Is your recording process different from the way you perform live? Arone mentioned that a focus of the band is trying to create as much sound as the two of you can in real time. When you were recording the album did you stick to that aesthetic and play as you would for a show?
AS: We try to do as much as we can live in the recording process. Usually that means us playing the Gass, Buke, and percussion at the same time. Then we’ll do the vocal later.
AD: And the bells later.
AS: Right, and the bells later. Just because it’s easier to record that way from a technical standpoint.
To avoid sounds bleeding into the vocal mics?
AS: Yeah. But at its core, the recording is just trying to capture what we do live.
AD: With some embellishments of course.
AS: Right, we have some small additional things happening, but overall we try and keep it simple.
And to go back to this discussion of loops; I know you don’t use them at all in Buke and Gass, but you guys were mentioning that you had worked on other projects that did incorporate loops. To my ear, it does seem like the sound of Buke and Gass is a bit informed by mechanized musical styles. Do you think that’s a fair assessment? Is that an aesthetic that you’re drawn to at all? Do those styles inform your playing at all?
AD: No, they don’t inform mine. I think our music is similar to the way we built our instruments in that form follows function. Our music is the bi-product of our instrumentation and how we work together. It’s not that we’re trying to capture or even create something derived from a loop idea. When we write we improvise and we’ll record it. On occasions where we don’t immediately like the entire improvisation and want to turn that into a song we’ll take a part of an improvisation and expand on that, which maybe sounds like a loop, but I don’t think so.
AS: Well, okay. I actually completely disagree with you.
AD: Oh. [laughs]
AS: The things that I like to play and the type of ideas I like to arrange for our music have come from my interest in mechanized music or computer music. And I draw inspiration from that. Maybe you don’t, Arone -
AS: But I’m totally into that stuff. And I’m totally into being able to… I’m less interested in being able to use computers in my music and more interested in being influenced by what that kind of composition can do and being able to play that live with real instruments interests me a lot.
AD: Well, I can agree with that.

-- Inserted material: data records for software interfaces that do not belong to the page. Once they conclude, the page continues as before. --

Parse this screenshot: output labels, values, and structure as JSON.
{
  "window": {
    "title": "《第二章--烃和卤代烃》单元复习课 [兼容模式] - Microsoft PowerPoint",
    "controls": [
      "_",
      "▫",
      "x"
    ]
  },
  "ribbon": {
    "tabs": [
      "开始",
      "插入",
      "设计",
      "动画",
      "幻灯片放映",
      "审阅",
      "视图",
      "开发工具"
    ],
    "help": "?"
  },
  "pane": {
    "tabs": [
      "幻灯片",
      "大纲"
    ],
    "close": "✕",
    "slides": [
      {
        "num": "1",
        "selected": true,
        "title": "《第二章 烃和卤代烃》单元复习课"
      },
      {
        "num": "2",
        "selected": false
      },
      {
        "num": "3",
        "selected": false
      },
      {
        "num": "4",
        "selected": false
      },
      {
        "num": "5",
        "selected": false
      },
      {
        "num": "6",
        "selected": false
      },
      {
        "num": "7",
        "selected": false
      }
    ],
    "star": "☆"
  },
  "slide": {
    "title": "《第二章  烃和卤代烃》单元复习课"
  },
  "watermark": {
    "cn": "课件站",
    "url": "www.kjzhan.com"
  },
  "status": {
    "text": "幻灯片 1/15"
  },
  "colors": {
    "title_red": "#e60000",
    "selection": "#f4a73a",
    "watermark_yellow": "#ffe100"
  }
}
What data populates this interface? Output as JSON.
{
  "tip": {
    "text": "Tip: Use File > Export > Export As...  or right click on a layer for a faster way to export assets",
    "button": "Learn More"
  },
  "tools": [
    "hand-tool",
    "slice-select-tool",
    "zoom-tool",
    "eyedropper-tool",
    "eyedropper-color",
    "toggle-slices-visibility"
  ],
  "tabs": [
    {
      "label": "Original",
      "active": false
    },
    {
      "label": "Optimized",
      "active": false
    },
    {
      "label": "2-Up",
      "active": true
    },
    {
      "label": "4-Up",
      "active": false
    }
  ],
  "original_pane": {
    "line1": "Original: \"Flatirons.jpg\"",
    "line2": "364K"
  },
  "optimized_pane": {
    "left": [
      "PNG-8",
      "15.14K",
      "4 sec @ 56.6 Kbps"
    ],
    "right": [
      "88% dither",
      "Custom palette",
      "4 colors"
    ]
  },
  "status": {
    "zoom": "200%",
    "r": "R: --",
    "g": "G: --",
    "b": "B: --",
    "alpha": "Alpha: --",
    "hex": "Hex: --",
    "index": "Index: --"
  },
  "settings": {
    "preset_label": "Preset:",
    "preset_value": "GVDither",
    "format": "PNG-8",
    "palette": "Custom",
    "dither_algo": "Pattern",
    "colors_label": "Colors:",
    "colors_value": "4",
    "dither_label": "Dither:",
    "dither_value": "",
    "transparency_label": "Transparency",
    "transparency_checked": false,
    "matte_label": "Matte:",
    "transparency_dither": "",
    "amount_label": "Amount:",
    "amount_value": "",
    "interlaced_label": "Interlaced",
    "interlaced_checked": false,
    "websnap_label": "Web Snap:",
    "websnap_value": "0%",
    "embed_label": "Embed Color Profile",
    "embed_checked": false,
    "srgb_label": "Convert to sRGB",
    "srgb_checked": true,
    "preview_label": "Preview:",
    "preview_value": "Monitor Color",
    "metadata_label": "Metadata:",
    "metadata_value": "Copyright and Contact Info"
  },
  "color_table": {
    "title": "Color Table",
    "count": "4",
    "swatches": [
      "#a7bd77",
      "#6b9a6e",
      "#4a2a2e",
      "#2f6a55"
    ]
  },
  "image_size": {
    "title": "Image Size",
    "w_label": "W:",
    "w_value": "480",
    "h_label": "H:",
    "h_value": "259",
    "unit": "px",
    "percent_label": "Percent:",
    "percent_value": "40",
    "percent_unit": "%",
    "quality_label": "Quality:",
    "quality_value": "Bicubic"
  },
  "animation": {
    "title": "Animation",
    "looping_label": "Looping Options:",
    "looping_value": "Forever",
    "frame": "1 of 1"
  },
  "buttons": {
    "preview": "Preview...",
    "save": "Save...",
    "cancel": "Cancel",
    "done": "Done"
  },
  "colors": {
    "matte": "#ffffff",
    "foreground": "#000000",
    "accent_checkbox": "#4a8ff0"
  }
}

AS: I used to do a lot of electronic music on my own and listening to a lot of that stuff I always had fantasies of taking something like an Aphex Twin piece and performing that live with an orchestra or in some other capacity involving live musicians. Those kinds of ideas interest me a lot. I feel like I take those ideas into consideration when creating music for Buke and Gass.